recognised. This enclosure, the full extent of which is visible on aerial
photographs of the area, is orientated roughly north to south and has sides of
60m. It is crossed by a modern field drain and hedge which cuts diagonally
through it north west to south east. Differential management of the two fields
has resulted in the southern half, which lies in undisturbed permanent
pasture, being better preserved than the northern portion. Even so substantial
buried remains still survive in the northern part of this feature. The
southern part of the enclosure is bounded by a well defined shallow ditch 5m
wide and 0.5m deep. To the north of the hedgeline the ditch remains visible as
a very slight earthwork. To the north east of the enclosure a shallow plough-
spread scarp curves north towards the river. It may represent the edge of a
shallow mere which would have lain in the angle of the river supplying water
to the channel system to the south through a system of sluices.
The bowling green pavilion on the smaller, eastern, bailey, all boundary
features, notice boards and metalled surfaces are excluded from the scheduling
though the ground beneath these features is included.

The site of the monument is shown on the attached map extract.

Source: Historic England

Reasons for Scheduling

Motte and bailey castles are medieval fortifications introduced into Britain
by the Normans. They comprised a large conical mound of earth or rubble, the
motte, surmounted by a palisade and a stone or timber tower. In a majority of
examples an embanked enclosure containing additional buildings, the bailey,
adjoined the motte. Motte castles and motte-and-bailey castles acted as
garrison forts during offensive military operations, as strongholds, and, in
many cases, as aristocratic residences and as centres of local or royal
administration. Built in towns, villages and open countryside, motte and
bailey castles generally occupied strategic positions dominating their
immediate locality and, as a result, are the most visually impressive
monuments of the early post-Conquest period surviving in the modern landscape.
Over 600 motte castles or motte-and-bailey castles are recorded nationally,
with examples known from most regions. As one of a restricted range of
recognised early post-Conquest monuments, they are particularly important for
the study of Norman Britain and the development of the feudal system. Although
many were occupied for only a short period of time, motte castles continued to
be built and occupied from the 11th to the 13th centuries, after which they
were superseded by other types of castle.

Clun Castle with its second bailey and medieval garden earthworks is one of
the finest examples of its class in the county. The castle earthworks will
contain valuable archaeological evidence concerning their method of
construction and the nature and periods of the castle's occupation. The
substantial ruined buildings which survive on the motte will contain
significant details relating to the dating and function of Clun Castle and to
the development of castle architecture more widely. The earthworks on the west
bank of the River Clun are rare examples of late medieval gardens. They
survive in good condition and provide valuable information both for the layout
of individual garden features relative to each other and relative to the
castle, the setting for which they provided.

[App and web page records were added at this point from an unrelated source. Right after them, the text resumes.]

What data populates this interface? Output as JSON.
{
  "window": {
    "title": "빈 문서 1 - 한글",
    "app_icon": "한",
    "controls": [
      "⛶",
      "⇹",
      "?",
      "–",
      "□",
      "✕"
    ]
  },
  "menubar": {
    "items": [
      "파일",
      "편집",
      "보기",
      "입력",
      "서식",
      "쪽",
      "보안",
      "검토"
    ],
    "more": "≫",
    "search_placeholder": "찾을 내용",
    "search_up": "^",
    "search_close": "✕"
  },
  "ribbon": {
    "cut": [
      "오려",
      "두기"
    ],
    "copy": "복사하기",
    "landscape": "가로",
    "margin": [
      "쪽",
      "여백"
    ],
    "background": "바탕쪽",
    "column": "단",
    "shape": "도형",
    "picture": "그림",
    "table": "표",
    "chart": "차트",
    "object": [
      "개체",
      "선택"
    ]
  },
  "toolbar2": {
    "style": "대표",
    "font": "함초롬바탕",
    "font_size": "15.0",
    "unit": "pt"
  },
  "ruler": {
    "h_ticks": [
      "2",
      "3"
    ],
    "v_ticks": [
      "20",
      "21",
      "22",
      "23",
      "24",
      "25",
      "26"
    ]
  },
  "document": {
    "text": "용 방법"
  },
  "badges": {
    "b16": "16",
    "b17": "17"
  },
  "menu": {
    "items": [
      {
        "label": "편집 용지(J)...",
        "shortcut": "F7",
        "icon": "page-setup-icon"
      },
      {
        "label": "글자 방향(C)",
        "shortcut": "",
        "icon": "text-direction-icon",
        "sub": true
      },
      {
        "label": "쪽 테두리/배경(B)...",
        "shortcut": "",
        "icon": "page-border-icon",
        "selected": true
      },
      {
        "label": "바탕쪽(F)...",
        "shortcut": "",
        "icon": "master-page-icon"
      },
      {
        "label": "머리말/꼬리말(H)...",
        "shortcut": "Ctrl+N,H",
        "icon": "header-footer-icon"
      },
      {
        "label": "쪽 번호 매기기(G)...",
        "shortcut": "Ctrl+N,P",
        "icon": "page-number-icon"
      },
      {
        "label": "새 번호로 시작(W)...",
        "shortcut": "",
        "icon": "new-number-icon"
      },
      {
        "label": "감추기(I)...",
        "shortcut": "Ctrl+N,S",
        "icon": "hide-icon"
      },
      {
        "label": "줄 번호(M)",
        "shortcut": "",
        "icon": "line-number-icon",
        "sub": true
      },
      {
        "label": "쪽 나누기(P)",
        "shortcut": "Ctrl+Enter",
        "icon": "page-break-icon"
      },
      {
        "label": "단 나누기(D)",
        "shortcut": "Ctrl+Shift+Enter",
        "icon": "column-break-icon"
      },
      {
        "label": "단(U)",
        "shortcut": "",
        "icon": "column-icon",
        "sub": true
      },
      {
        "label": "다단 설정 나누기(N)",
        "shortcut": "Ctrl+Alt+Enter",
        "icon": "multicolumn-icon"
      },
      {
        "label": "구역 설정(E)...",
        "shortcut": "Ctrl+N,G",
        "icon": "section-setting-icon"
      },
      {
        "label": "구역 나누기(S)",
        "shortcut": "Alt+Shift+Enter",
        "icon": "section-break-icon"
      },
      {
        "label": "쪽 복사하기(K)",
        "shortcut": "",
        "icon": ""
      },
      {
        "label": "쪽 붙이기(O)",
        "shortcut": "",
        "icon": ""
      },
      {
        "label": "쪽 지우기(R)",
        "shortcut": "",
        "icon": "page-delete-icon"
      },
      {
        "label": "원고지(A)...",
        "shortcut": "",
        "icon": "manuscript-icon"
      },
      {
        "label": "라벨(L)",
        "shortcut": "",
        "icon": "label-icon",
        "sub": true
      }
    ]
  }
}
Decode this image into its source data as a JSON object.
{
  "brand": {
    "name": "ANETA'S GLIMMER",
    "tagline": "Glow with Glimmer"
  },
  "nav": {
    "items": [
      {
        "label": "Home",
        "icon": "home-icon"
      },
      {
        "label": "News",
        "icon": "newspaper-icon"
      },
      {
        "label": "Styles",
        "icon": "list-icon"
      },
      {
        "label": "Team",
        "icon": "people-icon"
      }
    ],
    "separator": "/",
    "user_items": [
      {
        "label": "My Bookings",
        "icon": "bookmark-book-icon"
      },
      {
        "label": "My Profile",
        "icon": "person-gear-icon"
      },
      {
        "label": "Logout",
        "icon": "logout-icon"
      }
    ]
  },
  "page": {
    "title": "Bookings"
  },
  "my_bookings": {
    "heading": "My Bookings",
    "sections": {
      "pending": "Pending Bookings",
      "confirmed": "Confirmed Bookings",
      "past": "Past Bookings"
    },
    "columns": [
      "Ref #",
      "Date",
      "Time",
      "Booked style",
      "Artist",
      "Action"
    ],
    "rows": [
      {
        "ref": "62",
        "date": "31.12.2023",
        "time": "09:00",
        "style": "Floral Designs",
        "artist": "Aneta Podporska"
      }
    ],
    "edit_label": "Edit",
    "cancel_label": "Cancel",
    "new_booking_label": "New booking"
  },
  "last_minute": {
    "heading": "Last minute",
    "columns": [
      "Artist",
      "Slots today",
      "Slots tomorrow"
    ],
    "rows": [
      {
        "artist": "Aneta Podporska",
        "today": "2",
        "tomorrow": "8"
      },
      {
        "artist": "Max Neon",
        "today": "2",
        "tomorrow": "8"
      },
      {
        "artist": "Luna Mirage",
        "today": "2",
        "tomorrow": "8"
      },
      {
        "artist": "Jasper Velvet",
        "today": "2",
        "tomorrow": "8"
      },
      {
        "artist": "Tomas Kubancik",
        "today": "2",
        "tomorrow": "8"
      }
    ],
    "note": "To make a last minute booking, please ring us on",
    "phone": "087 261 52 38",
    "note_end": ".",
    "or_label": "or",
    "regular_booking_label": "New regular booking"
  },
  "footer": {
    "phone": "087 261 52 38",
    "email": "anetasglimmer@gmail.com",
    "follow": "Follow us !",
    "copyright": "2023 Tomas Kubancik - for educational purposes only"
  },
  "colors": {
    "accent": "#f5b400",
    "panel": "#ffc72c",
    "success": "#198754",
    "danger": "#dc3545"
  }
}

As they are waterlogged, they
will provide rare evidence for the plants they contained, in the organic
deposits in the bases of the ditches. The site, taken as a whole, also
illustrates, particularly, how water was used both for practical and
decorative purposes.
Environmental material relating to the landscape in which the monument was
constructed will be preserved sealed on the old land surface beneath the
ramparts and in the ditch fills.

Source: Historic England


Oblique AP file SMR, untitled series,
On site information,

Source: Historic England

Other nearby scheduled monuments is an independent online resource and is not associated with any government department. All government data published here is used under licence. Please do not contact for any queries related to any individual ancient or schedued monument, planning permission related to scheduled monuments or the scheduling process itself. is a Good Stuff website.